And of course, as with a lot of the best horror, Due’s book wrestles with societal evils. One of the main plot threads is a racist threat against Dede, and one of the strongest elements is the fact that, while there may be something supernatural working against the family, it wouldn’t have as much power to hurt them if it wasn’t able to tap into the white supremacist terrorism that’s always bubbling away under the surface of our modern, civilized world, waiting to be set loose. (Reading this book in any week of this country’s goddamned news cycle would be intense.
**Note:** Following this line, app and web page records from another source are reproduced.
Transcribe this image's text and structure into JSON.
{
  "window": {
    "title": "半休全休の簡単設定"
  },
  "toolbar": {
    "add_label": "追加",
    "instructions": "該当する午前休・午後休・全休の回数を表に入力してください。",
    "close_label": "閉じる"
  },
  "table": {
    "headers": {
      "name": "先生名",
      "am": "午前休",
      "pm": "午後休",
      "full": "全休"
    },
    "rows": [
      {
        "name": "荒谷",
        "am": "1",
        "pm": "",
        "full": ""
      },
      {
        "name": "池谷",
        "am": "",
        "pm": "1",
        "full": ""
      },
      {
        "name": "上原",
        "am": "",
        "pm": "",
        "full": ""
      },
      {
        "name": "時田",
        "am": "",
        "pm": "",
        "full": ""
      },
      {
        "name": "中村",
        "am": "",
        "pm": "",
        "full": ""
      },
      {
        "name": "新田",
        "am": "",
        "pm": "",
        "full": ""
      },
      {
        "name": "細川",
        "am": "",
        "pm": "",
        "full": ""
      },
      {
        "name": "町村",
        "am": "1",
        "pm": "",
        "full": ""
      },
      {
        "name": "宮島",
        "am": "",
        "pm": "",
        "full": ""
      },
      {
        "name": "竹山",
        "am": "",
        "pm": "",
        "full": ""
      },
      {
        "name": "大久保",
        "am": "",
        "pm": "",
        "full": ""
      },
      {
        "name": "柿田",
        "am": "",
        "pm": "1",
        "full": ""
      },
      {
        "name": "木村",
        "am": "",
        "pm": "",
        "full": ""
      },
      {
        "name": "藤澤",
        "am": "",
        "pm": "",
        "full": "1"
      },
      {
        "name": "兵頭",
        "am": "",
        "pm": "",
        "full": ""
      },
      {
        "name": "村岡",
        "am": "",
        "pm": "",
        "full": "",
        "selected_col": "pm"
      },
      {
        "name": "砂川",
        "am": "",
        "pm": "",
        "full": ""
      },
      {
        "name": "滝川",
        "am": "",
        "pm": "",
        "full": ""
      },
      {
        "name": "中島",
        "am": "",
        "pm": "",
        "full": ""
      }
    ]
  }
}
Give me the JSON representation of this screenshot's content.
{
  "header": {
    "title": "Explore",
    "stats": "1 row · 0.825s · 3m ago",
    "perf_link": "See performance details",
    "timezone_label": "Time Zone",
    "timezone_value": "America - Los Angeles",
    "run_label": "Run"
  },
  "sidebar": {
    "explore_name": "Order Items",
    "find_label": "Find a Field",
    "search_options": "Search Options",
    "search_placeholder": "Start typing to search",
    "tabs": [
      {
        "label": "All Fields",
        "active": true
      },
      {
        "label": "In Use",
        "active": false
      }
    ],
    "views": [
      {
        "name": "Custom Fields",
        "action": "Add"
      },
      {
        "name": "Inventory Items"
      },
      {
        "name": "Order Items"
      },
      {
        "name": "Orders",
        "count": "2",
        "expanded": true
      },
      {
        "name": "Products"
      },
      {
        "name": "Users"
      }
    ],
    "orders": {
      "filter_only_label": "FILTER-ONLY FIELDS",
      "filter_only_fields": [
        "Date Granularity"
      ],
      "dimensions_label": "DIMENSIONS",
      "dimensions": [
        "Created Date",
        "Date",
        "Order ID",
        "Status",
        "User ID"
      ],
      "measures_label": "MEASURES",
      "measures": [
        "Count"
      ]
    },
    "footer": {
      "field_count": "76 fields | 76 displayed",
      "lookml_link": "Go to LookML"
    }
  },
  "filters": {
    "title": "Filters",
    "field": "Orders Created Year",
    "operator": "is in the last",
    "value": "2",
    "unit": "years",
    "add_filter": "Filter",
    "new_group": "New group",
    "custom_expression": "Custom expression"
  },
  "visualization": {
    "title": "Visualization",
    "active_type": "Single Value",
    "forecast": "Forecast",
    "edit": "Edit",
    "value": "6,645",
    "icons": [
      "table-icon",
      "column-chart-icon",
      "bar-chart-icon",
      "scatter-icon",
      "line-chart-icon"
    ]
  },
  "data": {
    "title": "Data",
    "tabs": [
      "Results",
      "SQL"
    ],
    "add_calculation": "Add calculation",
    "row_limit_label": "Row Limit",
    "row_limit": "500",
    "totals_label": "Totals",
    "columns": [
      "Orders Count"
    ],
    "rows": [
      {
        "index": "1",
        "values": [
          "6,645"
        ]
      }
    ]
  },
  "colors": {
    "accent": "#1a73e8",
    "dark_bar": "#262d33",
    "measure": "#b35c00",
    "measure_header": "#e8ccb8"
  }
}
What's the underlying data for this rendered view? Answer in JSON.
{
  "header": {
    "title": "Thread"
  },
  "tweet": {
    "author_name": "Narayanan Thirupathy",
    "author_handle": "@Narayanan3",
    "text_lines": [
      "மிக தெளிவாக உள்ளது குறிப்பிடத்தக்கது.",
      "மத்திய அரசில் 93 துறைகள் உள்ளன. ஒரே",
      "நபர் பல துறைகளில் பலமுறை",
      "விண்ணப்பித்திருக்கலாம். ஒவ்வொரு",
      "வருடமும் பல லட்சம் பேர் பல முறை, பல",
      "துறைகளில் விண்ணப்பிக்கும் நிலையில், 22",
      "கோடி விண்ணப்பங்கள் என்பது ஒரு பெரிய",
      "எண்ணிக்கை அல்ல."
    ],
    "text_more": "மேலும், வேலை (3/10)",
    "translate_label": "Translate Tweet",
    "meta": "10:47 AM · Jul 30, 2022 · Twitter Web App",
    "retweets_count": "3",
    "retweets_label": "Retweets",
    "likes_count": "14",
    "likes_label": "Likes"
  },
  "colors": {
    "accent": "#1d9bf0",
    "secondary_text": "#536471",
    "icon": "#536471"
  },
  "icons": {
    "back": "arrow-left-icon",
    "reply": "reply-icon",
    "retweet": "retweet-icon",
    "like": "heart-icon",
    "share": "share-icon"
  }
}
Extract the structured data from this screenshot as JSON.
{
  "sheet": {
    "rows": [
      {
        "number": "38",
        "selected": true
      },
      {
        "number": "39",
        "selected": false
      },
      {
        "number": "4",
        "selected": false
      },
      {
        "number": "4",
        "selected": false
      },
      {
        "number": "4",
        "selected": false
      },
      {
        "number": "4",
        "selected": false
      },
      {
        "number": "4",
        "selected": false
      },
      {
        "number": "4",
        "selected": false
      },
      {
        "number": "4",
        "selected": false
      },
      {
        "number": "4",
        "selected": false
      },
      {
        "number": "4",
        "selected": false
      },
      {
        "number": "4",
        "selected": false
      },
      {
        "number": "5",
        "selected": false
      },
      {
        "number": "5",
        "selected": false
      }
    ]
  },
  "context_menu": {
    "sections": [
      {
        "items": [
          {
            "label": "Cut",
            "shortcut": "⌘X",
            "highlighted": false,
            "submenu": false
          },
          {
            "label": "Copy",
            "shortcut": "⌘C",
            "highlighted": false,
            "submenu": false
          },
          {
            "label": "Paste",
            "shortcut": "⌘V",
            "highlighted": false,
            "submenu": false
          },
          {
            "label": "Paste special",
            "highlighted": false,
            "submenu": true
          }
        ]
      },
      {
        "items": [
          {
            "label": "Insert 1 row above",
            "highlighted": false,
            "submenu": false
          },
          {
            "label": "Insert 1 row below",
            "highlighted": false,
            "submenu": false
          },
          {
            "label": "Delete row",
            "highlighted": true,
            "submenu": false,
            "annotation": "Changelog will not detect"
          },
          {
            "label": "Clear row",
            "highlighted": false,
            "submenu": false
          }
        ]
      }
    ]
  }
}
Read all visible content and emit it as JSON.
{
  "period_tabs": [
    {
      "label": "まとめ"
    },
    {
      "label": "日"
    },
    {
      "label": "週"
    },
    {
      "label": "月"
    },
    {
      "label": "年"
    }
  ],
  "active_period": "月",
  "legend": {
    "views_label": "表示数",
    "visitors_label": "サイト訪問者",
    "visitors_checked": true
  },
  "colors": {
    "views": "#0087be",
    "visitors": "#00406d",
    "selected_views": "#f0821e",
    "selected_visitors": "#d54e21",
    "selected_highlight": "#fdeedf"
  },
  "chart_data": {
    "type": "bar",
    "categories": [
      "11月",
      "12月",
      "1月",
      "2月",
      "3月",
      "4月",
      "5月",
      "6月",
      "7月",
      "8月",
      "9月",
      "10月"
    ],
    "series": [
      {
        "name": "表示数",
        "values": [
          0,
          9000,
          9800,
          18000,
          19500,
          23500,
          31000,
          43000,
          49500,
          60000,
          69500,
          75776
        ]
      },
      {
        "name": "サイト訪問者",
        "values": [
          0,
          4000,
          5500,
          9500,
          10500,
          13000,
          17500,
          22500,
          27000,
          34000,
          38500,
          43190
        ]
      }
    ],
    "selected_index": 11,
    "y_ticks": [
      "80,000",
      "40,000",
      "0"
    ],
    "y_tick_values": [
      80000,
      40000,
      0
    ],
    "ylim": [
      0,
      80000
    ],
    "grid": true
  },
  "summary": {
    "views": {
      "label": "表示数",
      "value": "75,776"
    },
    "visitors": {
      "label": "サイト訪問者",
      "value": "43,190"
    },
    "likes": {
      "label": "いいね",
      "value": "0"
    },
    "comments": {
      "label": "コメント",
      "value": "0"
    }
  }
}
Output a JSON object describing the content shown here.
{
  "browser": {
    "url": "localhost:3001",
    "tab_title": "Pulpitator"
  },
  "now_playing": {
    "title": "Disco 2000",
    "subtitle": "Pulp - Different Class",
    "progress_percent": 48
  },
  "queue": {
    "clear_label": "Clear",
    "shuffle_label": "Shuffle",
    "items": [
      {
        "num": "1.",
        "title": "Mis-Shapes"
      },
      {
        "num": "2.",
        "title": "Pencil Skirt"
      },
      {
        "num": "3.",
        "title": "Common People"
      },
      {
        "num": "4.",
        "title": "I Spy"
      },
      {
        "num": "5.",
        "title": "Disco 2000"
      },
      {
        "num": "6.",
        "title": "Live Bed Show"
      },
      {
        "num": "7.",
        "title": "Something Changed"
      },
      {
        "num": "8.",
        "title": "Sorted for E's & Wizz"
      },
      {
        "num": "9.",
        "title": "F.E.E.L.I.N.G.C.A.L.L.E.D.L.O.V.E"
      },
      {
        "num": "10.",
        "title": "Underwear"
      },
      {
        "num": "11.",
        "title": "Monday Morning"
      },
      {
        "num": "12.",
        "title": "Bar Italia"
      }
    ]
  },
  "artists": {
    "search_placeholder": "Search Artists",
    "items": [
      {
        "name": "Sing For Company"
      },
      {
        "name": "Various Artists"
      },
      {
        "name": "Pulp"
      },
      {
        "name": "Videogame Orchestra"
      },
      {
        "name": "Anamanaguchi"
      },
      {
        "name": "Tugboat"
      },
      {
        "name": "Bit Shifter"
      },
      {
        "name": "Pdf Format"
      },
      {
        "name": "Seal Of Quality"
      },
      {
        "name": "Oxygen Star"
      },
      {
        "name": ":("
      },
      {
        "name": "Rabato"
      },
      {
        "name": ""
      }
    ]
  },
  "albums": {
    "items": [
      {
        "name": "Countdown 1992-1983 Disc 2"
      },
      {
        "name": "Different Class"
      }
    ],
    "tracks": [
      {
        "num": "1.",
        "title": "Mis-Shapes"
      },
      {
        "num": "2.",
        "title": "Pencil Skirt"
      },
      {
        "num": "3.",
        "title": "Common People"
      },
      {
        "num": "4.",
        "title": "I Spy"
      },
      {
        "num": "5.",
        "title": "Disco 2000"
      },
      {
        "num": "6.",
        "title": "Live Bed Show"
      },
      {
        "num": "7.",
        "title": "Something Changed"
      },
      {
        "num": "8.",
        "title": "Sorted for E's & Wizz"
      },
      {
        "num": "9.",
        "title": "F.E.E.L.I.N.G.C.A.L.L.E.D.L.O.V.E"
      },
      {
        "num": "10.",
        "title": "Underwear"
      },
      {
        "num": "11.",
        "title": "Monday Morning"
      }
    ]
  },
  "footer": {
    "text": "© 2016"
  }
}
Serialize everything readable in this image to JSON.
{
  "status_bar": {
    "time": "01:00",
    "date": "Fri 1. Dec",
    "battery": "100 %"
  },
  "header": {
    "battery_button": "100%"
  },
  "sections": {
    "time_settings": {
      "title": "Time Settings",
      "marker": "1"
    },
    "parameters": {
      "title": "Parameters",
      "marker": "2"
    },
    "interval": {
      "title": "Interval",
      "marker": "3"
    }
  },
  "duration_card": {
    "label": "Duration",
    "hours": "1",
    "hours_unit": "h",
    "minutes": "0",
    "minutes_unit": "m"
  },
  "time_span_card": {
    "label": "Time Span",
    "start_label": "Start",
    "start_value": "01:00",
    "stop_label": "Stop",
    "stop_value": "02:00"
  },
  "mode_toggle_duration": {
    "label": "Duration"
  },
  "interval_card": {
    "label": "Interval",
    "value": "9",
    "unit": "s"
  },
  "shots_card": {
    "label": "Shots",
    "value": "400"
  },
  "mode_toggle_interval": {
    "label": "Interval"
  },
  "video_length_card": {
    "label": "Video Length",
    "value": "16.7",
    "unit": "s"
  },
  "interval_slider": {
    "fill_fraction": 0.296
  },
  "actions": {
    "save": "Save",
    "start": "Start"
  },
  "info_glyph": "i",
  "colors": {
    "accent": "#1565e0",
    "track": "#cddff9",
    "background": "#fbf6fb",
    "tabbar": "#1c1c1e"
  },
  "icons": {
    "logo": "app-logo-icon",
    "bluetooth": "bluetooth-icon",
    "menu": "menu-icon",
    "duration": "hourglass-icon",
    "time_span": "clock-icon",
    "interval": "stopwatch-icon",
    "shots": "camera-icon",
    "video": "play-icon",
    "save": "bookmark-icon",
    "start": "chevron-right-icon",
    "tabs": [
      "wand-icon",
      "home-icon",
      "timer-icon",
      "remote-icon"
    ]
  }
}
But obviously reading a book where disgusting racist threats are sent to a Black family’s home, only to have those threats turn up in hallucinations, dreams, fugue states, coloring the characters’ reality and destroying their safety, and reading that while news about the white supremacist terrorist attack in Buffalo festered across every news channel and twitter feed, well, I’ll use the word gutwrenching—but that doesn’t cover it. Nothing can cover it.) Due creates an incredible balance between the very concrete, racist threat that’s a constant, thudding beat in her characters’ lives, and scenes of uncanny horror that threaten more than their lives–they threaten their deepest selves. And Due, writing in the early ‘90s, uses Hilton’s job as a way to talk about other real-life horror like homelessness, drug addiction, and the AIDs crisis, with deep care and empathy.
Again, I’m trying not to spoil anything, but I do also want to say that the ending is perfect and stuck with me long after I finished reading.
The Between is a gripping read that finds its strength by asking us what’s more horrific: a ghost floating above a pool, a racist terrorist, or an abandoned teenager dying of AIDs? As ever, good horror offers a window into our fears—but great horror does more than that. It asks questions about society, what we value, what kind of reality we’re willing to tolerate, and what kind we should work toward.